▶ What you are asked to do:
Write out the entries below once more, exactly, with the pictures left out.
[Extracted entries]
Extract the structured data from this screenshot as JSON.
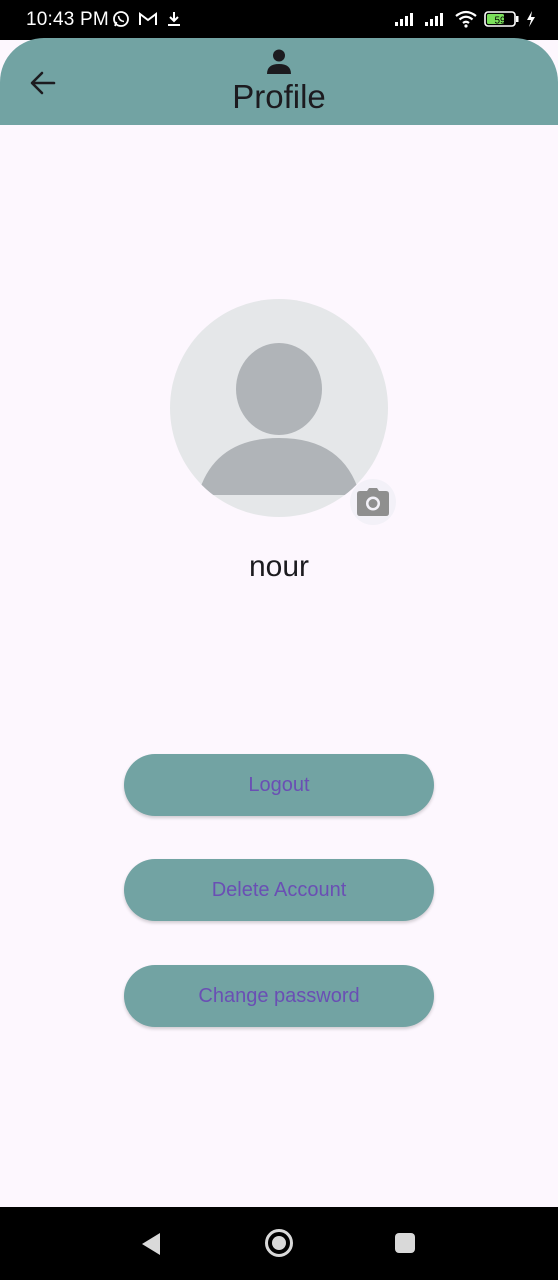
{
  "status_bar": {
    "time": "10:43 PM",
    "battery_level": "59",
    "icons_left": [
      "whatsapp-icon",
      "gmail-icon",
      "download-icon"
    ],
    "icons_right": [
      "signal-icon",
      "signal-icon",
      "wifi-icon",
      "battery-icon",
      "charging-icon"
    ]
  },
  "app_bar": {
    "title": "Profile",
    "title_icon": "person-icon",
    "back_icon": "arrow-back-icon",
    "background": "#72a3a3"
  },
  "profile": {
    "name": "nour",
    "avatar_icon": "default-avatar-icon",
    "edit_photo_icon": "camera-icon"
  },
  "actions": {
    "logout_label": "Logout",
    "delete_label": "Delete Account",
    "change_password_label": "Change password",
    "button_color": "#72a3a3",
    "text_color": "#6a4fb4"
  },
  "nav_bar": {
    "icons": [
      "nav-back-icon",
      "nav-home-icon",
      "nav-recents-icon"
    ]
  }
}
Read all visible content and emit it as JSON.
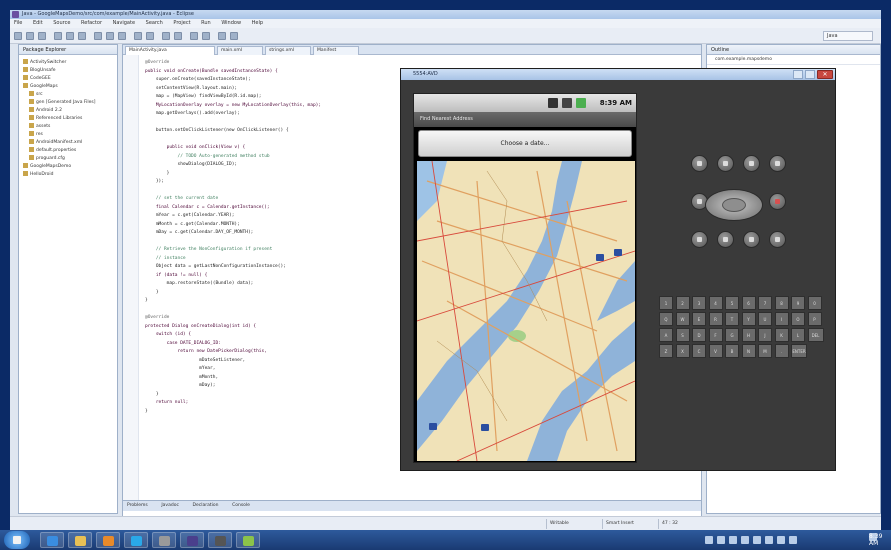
{
  "window": {
    "title": "Java - GoogleMapsDemo/src/com/example/MainActivity.java - Eclipse"
  },
  "menubar": {
    "items": [
      "File",
      "Edit",
      "Source",
      "Refactor",
      "Navigate",
      "Search",
      "Project",
      "Run",
      "Window",
      "Help"
    ]
  },
  "toolbar": {
    "perspective": "Java"
  },
  "package_explorer": {
    "tab": "Package Explorer",
    "items": [
      "ActivitySwitcher",
      "BlogUnsafe",
      "CodeGEE",
      "GoogleMaps",
      "src",
      "gen [Generated Java Files]",
      "Android 2.2",
      "Referenced Libraries",
      "assets",
      "res",
      "AndroidManifest.xml",
      "default.properties",
      "proguard.cfg",
      "GoogleMapsDemo",
      "HelloDroid"
    ]
  },
  "editor": {
    "tabs": [
      "MainActivity.java",
      "main.xml",
      "strings.xml",
      "Manifest"
    ],
    "lines": [
      "@Override",
      "public void onCreate(Bundle savedInstanceState) {",
      "    super.onCreate(savedInstanceState);",
      "    setContentView(R.layout.main);",
      "    map = (MapView) findViewById(R.id.map);",
      "    MyLocationOverlay overlay = new MyLocationOverlay(this, map);",
      "    map.getOverlays().add(overlay);",
      "",
      "    button.setOnClickListener(new OnClickListener() {",
      "",
      "        public void onClick(View v) {",
      "            // TODO Auto-generated method stub",
      "            showDialog(DIALOG_ID);",
      "        }",
      "    });",
      "",
      "    // set the current date",
      "    final Calendar c = Calendar.getInstance();",
      "    mYear = c.get(Calendar.YEAR);",
      "    mMonth = c.get(Calendar.MONTH);",
      "    mDay = c.get(Calendar.DAY_OF_MONTH);",
      "",
      "    // Retrieve the NonConfiguration if present",
      "    // instance",
      "    Object data = getLastNonConfigurationInstance();",
      "    if (data != null) {",
      "        map.restoreState((Bundle) data);",
      "    }",
      "}",
      "",
      "@Override",
      "protected Dialog onCreateDialog(int id) {",
      "    switch (id) {",
      "        case DATE_DIALOG_ID:",
      "            return new DatePickerDialog(this,",
      "                    mDateSetListener,",
      "                    mYear,",
      "                    mMonth,",
      "                    mDay);",
      "    }",
      "    return null;",
      "}"
    ]
  },
  "outline": {
    "tab": "Outline",
    "header": "com.example.mapsdemo"
  },
  "bottom_tabs": [
    "Problems",
    "Javadoc",
    "Declaration",
    "Console"
  ],
  "statusbar": {
    "mode": "Writable",
    "insert": "Smart Insert",
    "position": "47 : 32"
  },
  "emulator": {
    "title": "5554:AVD",
    "time": "8:39 AM",
    "app_title": "Find Nearest Address",
    "choose_button": "Choose a date...",
    "keys": [
      "1",
      "2",
      "3",
      "4",
      "5",
      "6",
      "7",
      "8",
      "9",
      "0",
      "Q",
      "W",
      "E",
      "R",
      "T",
      "Y",
      "U",
      "I",
      "O",
      "P",
      "A",
      "S",
      "D",
      "F",
      "G",
      "H",
      "J",
      "K",
      "L",
      "DEL",
      "Z",
      "X",
      "C",
      "V",
      "B",
      "N",
      "M",
      ".",
      "ENTER"
    ]
  },
  "taskbar": {
    "clock": "8:39 AM"
  },
  "colors": {
    "taskbar": "#1a3a72",
    "emulator_body": "#3a3a3a",
    "map_water": "#8fb3d9",
    "map_land": "#f0e2b8"
  }
}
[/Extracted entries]
▶ Response below:
Extract the structured data from this screenshot as JSON.
{
  "status_bar": {
    "time": "10:43 PM",
    "battery_level": "59",
    "icons_left": [
      "whatsapp-icon",
      "gmail-icon",
      "download-icon"
    ],
    "icons_right": [
      "signal-icon",
      "signal-icon",
      "wifi-icon",
      "battery-icon",
      "charging-icon"
    ]
  },
  "app_bar": {
    "title": "Profile",
    "title_icon": "person-icon",
    "back_icon": "arrow-back-icon",
    "background": "#72a3a3"
  },
  "profile": {
    "name": "nour",
    "avatar_icon": "default-avatar-icon",
    "edit_photo_icon": "camera-icon"
  },
  "actions": {
    "logout_label": "Logout",
    "delete_label": "Delete Account",
    "change_password_label": "Change password",
    "button_color": "#72a3a3",
    "text_color": "#6a4fb4"
  },
  "nav_bar": {
    "icons": [
      "nav-back-icon",
      "nav-home-icon",
      "nav-recents-icon"
    ]
  }
}
Read all visible content and emit it as JSON.
{
  "window": {
    "title": "Java - GoogleMapsDemo/src/com/example/MainActivity.java - Eclipse"
  },
  "menubar": {
    "items": [
      "File",
      "Edit",
      "Source",
      "Refactor",
      "Navigate",
      "Search",
      "Project",
      "Run",
      "Window",
      "Help"
    ]
  },
  "toolbar": {
    "perspective": "Java"
  },
  "package_explorer": {
    "tab": "Package Explorer",
    "items": [
      "ActivitySwitcher",
      "BlogUnsafe",
      "CodeGEE",
      "GoogleMaps",
      "src",
      "gen [Generated Java Files]",
      "Android 2.2",
      "Referenced Libraries",
      "assets",
      "res",
      "AndroidManifest.xml",
      "default.properties",
      "proguard.cfg",
      "GoogleMapsDemo",
      "HelloDroid"
    ]
  },
  "editor": {
    "tabs": [
      "MainActivity.java",
      "main.xml",
      "strings.xml",
      "Manifest"
    ],
    "lines": [
      "@Override",
      "public void onCreate(Bundle savedInstanceState) {",
      "    super.onCreate(savedInstanceState);",
      "    setContentView(R.layout.main);",
      "    map = (MapView) findViewById(R.id.map);",
      "    MyLocationOverlay overlay = new MyLocationOverlay(this, map);",
      "    map.getOverlays().add(overlay);",
      "",
      "    button.setOnClickListener(new OnClickListener() {",
      "",
      "        public void onClick(View v) {",
      "            // TODO Auto-generated method stub",
      "            showDialog(DIALOG_ID);",
      "        }",
      "    });",
      "",
      "    // set the current date",
      "    final Calendar c = Calendar.getInstance();",
      "    mYear = c.get(Calendar.YEAR);",
      "    mMonth = c.get(Calendar.MONTH);",
      "    mDay = c.get(Calendar.DAY_OF_MONTH);",
      "",
      "    // Retrieve the NonConfiguration if present",
      "    // instance",
      "    Object data = getLastNonConfigurationInstance();",
      "    if (data != null) {",
      "        map.restoreState((Bundle) data);",
      "    }",
      "}",
      "",
      "@Override",
      "protected Dialog onCreateDialog(int id) {",
      "    switch (id) {",
      "        case DATE_DIALOG_ID:",
      "            return new DatePickerDialog(this,",
      "                    mDateSetListener,",
      "                    mYear,",
      "                    mMonth,",
      "                    mDay);",
      "    }",
      "    return null;",
      "}"
    ]
  },
  "outline": {
    "tab": "Outline",
    "header": "com.example.mapsdemo"
  },
  "bottom_tabs": [
    "Problems",
    "Javadoc",
    "Declaration",
    "Console"
  ],
  "statusbar": {
    "mode": "Writable",
    "insert": "Smart Insert",
    "position": "47 : 32"
  },
  "emulator": {
    "title": "5554:AVD",
    "time": "8:39 AM",
    "app_title": "Find Nearest Address",
    "choose_button": "Choose a date...",
    "keys": [
      "1",
      "2",
      "3",
      "4",
      "5",
      "6",
      "7",
      "8",
      "9",
      "0",
      "Q",
      "W",
      "E",
      "R",
      "T",
      "Y",
      "U",
      "I",
      "O",
      "P",
      "A",
      "S",
      "D",
      "F",
      "G",
      "H",
      "J",
      "K",
      "L",
      "DEL",
      "Z",
      "X",
      "C",
      "V",
      "B",
      "N",
      "M",
      ".",
      "ENTER"
    ]
  },
  "taskbar": {
    "clock": "8:39 AM"
  },
  "colors": {
    "taskbar": "#1a3a72",
    "emulator_body": "#3a3a3a",
    "map_water": "#8fb3d9",
    "map_land": "#f0e2b8"
  }
}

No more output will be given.